About the Author

Angelica Larios

Mexico City, Mexico


Angelica Larios, MBA, PMP, is a project manager with more than 20 years of experience in implementing software projects related to business intelligence, planning and budgeting, and financial consolidation solutions based on software applications to support the business decision process. She is the owner of ALACONTEC, an I.T. consulting company founded in Latin America. She has held several professional positions in private and public organizations, such as the Health Ministry in Mexico as I.T. director, and as a business manager for several firms in Mexico.

She holds a master’s degree in business administration and a bachelor’s degree in computer science from National University of Mexico (UNAM) in addition to her studies in project management and her Project Management Professional (PMP)® certification, which have helped her to consolidate her career and have a better understanding of what businesses and projects need nowadays. She is a doctoral student in strategic leadership at Regent University, VA, USA; she is a PMI volunteer since 2007 starting in the local Mexico chapter, being Past President and and currently serves on the Board Volunteer Advisory Committee (BVAC) that supports the PMI Board of Directors (2016–2018).

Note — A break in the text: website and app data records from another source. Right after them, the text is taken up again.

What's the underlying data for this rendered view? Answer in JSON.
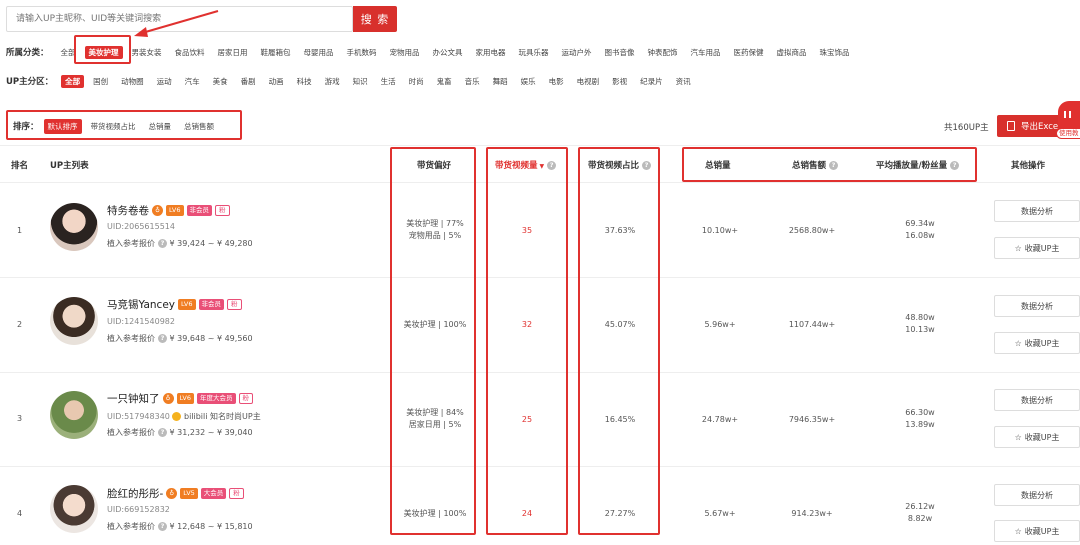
{
  "search": {
    "placeholder": "请输入UP主昵称、UID等关键词搜索",
    "button": "搜 索"
  },
  "category": {
    "label": "所属分类：",
    "items": [
      "全部",
      "美妆护理",
      "男装女装",
      "食品饮料",
      "居家日用",
      "鞋履箱包",
      "母婴用品",
      "手机数码",
      "宠物用品",
      "办公文具",
      "家用电器",
      "玩具乐器",
      "运动户外",
      "图书音像",
      "钟表配饰",
      "汽车用品",
      "医药保健",
      "虚拟商品",
      "珠宝饰品"
    ],
    "active_index": 1
  },
  "zone": {
    "label": "UP主分区：",
    "items": [
      "全部",
      "国创",
      "动物圈",
      "运动",
      "汽车",
      "美食",
      "番剧",
      "动画",
      "科技",
      "游戏",
      "知识",
      "生活",
      "时尚",
      "鬼畜",
      "音乐",
      "舞蹈",
      "娱乐",
      "电影",
      "电视剧",
      "影视",
      "纪录片",
      "资讯"
    ],
    "active_index": 0
  },
  "sort": {
    "label": "排序：",
    "items": [
      "默认排序",
      "带货视频占比",
      "总销量",
      "总销售额"
    ],
    "active_index": 0
  },
  "total": "共160UP主",
  "export_label": "导出Excel",
  "corner_label": "使用教",
  "columns": {
    "rank": "排名",
    "up_list": "UP主列表",
    "preference": "带货偏好",
    "video_count": "带货视频量",
    "video_ratio": "带货视频占比",
    "total_sales": "总销量",
    "total_revenue": "总销售额",
    "avg_play_ratio": "平均播放量/粉丝量",
    "ops": "其他操作"
  },
  "price_prefix": "植入参考报价",
  "buttons": {
    "analysis": "数据分析",
    "favorite": "收藏UP主"
  },
  "rows": [
    {
      "rank": "1",
      "name": "特务卷卷",
      "level": "LV6",
      "member": "非会员",
      "fan": "粉",
      "uid": "UID:2065615514",
      "cert": "",
      "price": "¥ 39,424 ~ ¥ 49,280",
      "pref1": "美妆护理 | 77%",
      "pref2": "宠物用品 | 5%",
      "video_count": "35",
      "video_ratio": "37.63%",
      "sales": "10.10w+",
      "revenue": "2568.80w+",
      "avg1": "69.34w",
      "avg2": "16.08w"
    },
    {
      "rank": "2",
      "name": "马竞锡Yancey",
      "level": "LV6",
      "member": "非会员",
      "fan": "粉",
      "uid": "UID:1241540982",
      "cert": "",
      "price": "¥ 39,648 ~ ¥ 49,560",
      "pref1": "美妆护理 | 100%",
      "pref2": "",
      "video_count": "32",
      "video_ratio": "45.07%",
      "sales": "5.96w+",
      "revenue": "1107.44w+",
      "avg1": "48.80w",
      "avg2": "10.13w"
    },
    {
      "rank": "3",
      "name": "一只钟知了",
      "level": "LV6",
      "member": "年度大会员",
      "fan": "粉",
      "uid": "UID:517948340",
      "cert": "bilibili 知名时尚UP主",
      "price": "¥ 31,232 ~ ¥ 39,040",
      "pref1": "美妆护理 | 84%",
      "pref2": "居家日用 | 5%",
      "video_count": "25",
      "video_ratio": "16.45%",
      "sales": "24.78w+",
      "revenue": "7946.35w+",
      "avg1": "66.30w",
      "avg2": "13.89w"
    },
    {
      "rank": "4",
      "name": "脸红的彤彤-",
      "level": "LV5",
      "member": "大会员",
      "fan": "粉",
      "uid": "UID:669152832",
      "cert": "",
      "price": "¥ 12,648 ~ ¥ 15,810",
      "pref1": "美妆护理 | 100%",
      "pref2": "",
      "video_count": "24",
      "video_ratio": "27.27%",
      "sales": "5.67w+",
      "revenue": "914.23w+",
      "avg1": "26.12w",
      "avg2": "8.82w"
    }
  ]
}
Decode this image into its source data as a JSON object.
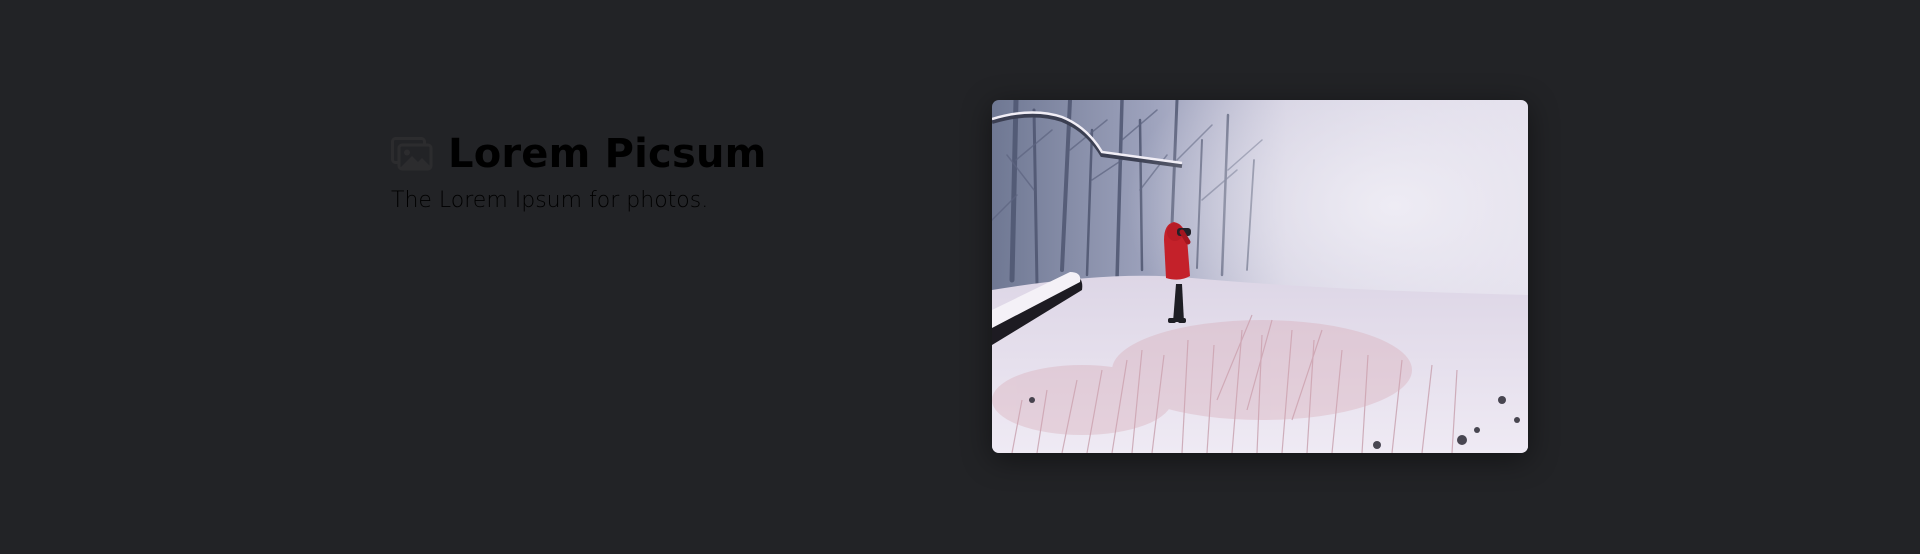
{
  "brand": {
    "title": "Lorem Picsum",
    "tagline": "The Lorem Ipsum for photos.",
    "logo_icon": "photos-icon"
  },
  "hero_image": {
    "description_icon": "snowy-photo",
    "colors": {
      "background": "#222326",
      "jacket": "#c4212a",
      "snow": "#ece8f2"
    }
  }
}
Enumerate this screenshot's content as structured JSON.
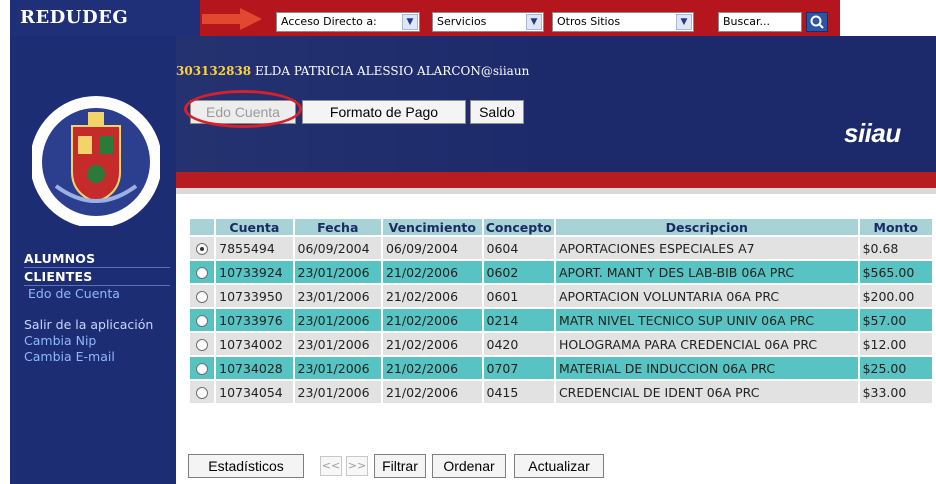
{
  "brand": {
    "name": "REDUDEG"
  },
  "topbar": {
    "dropdowns": [
      {
        "id": "acceso",
        "value": "Acceso Directo a:"
      },
      {
        "id": "servicios",
        "value": "Servicios"
      },
      {
        "id": "otros",
        "value": "Otros Sitios"
      }
    ],
    "search": {
      "value": "Buscar..."
    }
  },
  "sidebar": {
    "sections": [
      {
        "label": "ALUMNOS"
      },
      {
        "label": "CLIENTES"
      }
    ],
    "active_link": "Edo de Cuenta",
    "exit_label": "Salir de la aplicación",
    "links": [
      "Cambia Nip",
      "Cambia E-mail"
    ]
  },
  "header": {
    "user_id": "303132838",
    "user_name": "ELDA PATRICIA ALESSIO ALARCON@siiaun",
    "tabs": [
      {
        "label": "Edo Cuenta",
        "active": true
      },
      {
        "label": "Formato de Pago",
        "active": false
      },
      {
        "label": "Saldo",
        "active": false
      }
    ],
    "logo_text": "siiau"
  },
  "table": {
    "columns": [
      "",
      "Cuenta",
      "Fecha",
      "Vencimiento",
      "Concepto",
      "Descripcion",
      "Monto"
    ],
    "rows": [
      {
        "selected": true,
        "cuenta": "7855494",
        "fecha": "06/09/2004",
        "vencimiento": "06/09/2004",
        "concepto": "0604",
        "descripcion": "APORTACIONES ESPECIALES A7",
        "monto": "$0.68"
      },
      {
        "selected": false,
        "cuenta": "10733924",
        "fecha": "23/01/2006",
        "vencimiento": "21/02/2006",
        "concepto": "0602",
        "descripcion": "APORT. MANT Y DES LAB-BIB 06A PRC",
        "monto": "$565.00"
      },
      {
        "selected": false,
        "cuenta": "10733950",
        "fecha": "23/01/2006",
        "vencimiento": "21/02/2006",
        "concepto": "0601",
        "descripcion": "APORTACION VOLUNTARIA 06A PRC",
        "monto": "$200.00"
      },
      {
        "selected": false,
        "cuenta": "10733976",
        "fecha": "23/01/2006",
        "vencimiento": "21/02/2006",
        "concepto": "0214",
        "descripcion": "MATR NIVEL TECNICO SUP UNIV 06A PRC",
        "monto": "$57.00"
      },
      {
        "selected": false,
        "cuenta": "10734002",
        "fecha": "23/01/2006",
        "vencimiento": "21/02/2006",
        "concepto": "0420",
        "descripcion": "HOLOGRAMA PARA CREDENCIAL 06A PRC",
        "monto": "$12.00"
      },
      {
        "selected": false,
        "cuenta": "10734028",
        "fecha": "23/01/2006",
        "vencimiento": "21/02/2006",
        "concepto": "0707",
        "descripcion": "MATERIAL DE INDUCCION 06A PRC",
        "monto": "$25.00"
      },
      {
        "selected": false,
        "cuenta": "10734054",
        "fecha": "23/01/2006",
        "vencimiento": "21/02/2006",
        "concepto": "0415",
        "descripcion": "CREDENCIAL DE IDENT 06A PRC",
        "monto": "$33.00"
      }
    ]
  },
  "footer": {
    "estadisticos": "Estadísticos",
    "prev": "<<",
    "next": ">>",
    "filtrar": "Filtrar",
    "ordenar": "Ordenar",
    "actualizar": "Actualizar"
  },
  "colors": {
    "navy": "#1d2d73",
    "red": "#b5151d",
    "teal_row": "#58c3c3",
    "gray_row": "#e2e2e2",
    "header_cell": "#a7d3d6",
    "user_id": "#ffd23a",
    "link": "#8fb8ff"
  },
  "icons": [
    "arrow-decoration-icon",
    "chevron-down-icon",
    "search-icon",
    "university-crest-icon",
    "radio-icon"
  ]
}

Angelica can be contacted at angelica.larios@gmail.com

To view other works by Angelica Larios, visit her author showcase in the PM World Library at https://pmworldlibrary.net/authors/angelica-larios/


[1] Jones, M., & Harris, A. (2014).

[2] Collins, J. & Hansen, M. (2012).

[3] Durham, T.  (2012).

[4] Durham, T.  (2012).